What needs to be done -
Below are the entries; count the lines in them that contain the word "кадр" and give only the number.

Dataset excerpts -
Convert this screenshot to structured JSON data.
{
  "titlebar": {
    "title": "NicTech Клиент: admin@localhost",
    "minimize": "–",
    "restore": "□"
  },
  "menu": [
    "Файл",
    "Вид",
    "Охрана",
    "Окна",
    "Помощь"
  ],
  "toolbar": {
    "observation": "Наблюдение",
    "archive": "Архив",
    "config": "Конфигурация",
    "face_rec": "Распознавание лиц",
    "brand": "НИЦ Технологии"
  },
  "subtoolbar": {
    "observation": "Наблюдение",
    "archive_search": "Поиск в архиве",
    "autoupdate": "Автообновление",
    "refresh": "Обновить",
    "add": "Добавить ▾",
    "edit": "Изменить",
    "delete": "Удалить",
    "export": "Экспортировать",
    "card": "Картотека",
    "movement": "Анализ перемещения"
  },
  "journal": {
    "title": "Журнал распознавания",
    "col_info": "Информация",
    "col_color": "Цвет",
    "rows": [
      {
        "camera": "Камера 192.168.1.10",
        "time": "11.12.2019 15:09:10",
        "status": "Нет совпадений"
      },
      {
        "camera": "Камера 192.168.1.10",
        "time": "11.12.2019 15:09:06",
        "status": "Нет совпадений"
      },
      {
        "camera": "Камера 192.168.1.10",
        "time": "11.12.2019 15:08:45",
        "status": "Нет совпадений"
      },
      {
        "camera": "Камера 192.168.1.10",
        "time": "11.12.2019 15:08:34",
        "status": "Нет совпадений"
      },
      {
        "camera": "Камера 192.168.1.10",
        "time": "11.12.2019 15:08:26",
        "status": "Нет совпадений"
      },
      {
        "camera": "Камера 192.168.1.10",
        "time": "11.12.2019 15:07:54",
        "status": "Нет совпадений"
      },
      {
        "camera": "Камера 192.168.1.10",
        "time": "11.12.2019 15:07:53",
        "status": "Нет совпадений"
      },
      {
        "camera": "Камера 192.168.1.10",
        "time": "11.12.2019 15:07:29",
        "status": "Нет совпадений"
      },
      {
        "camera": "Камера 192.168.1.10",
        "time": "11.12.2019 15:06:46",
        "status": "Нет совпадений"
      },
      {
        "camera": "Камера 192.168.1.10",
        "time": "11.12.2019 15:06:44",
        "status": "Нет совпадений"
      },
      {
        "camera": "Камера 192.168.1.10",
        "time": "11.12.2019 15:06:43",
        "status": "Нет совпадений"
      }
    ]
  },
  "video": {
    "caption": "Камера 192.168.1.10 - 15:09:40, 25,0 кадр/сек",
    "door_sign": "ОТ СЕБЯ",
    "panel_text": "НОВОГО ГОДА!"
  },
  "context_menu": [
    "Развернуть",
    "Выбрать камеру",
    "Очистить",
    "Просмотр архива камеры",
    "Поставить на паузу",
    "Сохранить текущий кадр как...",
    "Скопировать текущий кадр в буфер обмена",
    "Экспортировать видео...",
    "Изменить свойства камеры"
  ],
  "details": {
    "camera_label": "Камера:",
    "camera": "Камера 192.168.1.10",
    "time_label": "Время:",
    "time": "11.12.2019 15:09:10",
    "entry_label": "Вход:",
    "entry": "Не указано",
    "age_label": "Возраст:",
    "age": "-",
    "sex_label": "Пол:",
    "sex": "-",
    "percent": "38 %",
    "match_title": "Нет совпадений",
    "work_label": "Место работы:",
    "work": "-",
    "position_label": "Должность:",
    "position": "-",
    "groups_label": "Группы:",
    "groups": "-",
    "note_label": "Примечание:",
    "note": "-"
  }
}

Task response -
3